WHAT TO WORK ON: Copy every line of the material below exactly.
[TASK INPUT Boundary: Start]
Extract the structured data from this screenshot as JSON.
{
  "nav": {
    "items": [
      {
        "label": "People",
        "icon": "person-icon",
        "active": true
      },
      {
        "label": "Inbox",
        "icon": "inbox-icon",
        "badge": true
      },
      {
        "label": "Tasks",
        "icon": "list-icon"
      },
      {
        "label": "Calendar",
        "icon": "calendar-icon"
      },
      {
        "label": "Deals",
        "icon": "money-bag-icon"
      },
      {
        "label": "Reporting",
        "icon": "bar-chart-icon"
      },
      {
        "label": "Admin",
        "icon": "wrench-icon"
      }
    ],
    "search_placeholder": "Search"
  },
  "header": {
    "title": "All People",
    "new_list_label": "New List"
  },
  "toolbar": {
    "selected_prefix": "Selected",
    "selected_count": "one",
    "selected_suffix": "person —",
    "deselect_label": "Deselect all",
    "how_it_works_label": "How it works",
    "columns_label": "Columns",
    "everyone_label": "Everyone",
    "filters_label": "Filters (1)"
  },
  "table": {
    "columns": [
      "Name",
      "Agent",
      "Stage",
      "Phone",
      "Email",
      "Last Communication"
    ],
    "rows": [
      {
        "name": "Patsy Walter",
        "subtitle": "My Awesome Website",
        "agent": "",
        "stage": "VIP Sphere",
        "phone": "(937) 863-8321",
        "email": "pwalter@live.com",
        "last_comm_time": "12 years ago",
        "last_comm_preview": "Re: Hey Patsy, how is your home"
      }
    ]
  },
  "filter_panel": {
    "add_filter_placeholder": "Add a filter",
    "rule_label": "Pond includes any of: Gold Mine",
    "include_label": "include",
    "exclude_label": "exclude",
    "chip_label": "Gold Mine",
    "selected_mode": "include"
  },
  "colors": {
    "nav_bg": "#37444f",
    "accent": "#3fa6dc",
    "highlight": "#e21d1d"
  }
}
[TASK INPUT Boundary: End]
WRITTEN RESPONSE:
Extract the structured data from this screenshot as JSON.
{
  "nav": {
    "items": [
      {
        "label": "People",
        "icon": "person-icon",
        "active": true
      },
      {
        "label": "Inbox",
        "icon": "inbox-icon",
        "badge": true
      },
      {
        "label": "Tasks",
        "icon": "list-icon"
      },
      {
        "label": "Calendar",
        "icon": "calendar-icon"
      },
      {
        "label": "Deals",
        "icon": "money-bag-icon"
      },
      {
        "label": "Reporting",
        "icon": "bar-chart-icon"
      },
      {
        "label": "Admin",
        "icon": "wrench-icon"
      }
    ],
    "search_placeholder": "Search"
  },
  "header": {
    "title": "All People",
    "new_list_label": "New List"
  },
  "toolbar": {
    "selected_prefix": "Selected",
    "selected_count": "one",
    "selected_suffix": "person —",
    "deselect_label": "Deselect all",
    "how_it_works_label": "How it works",
    "columns_label": "Columns",
    "everyone_label": "Everyone",
    "filters_label": "Filters (1)"
  },
  "table": {
    "columns": [
      "Name",
      "Agent",
      "Stage",
      "Phone",
      "Email",
      "Last Communication"
    ],
    "rows": [
      {
        "name": "Patsy Walter",
        "subtitle": "My Awesome Website",
        "agent": "",
        "stage": "VIP Sphere",
        "phone": "(937) 863-8321",
        "email": "pwalter@live.com",
        "last_comm_time": "12 years ago",
        "last_comm_preview": "Re: Hey Patsy, how is your home"
      }
    ]
  },
  "filter_panel": {
    "add_filter_placeholder": "Add a filter",
    "rule_label": "Pond includes any of: Gold Mine",
    "include_label": "include",
    "exclude_label": "exclude",
    "chip_label": "Gold Mine",
    "selected_mode": "include"
  },
  "colors": {
    "nav_bg": "#37444f",
    "accent": "#3fa6dc",
    "highlight": "#e21d1d"
  }
}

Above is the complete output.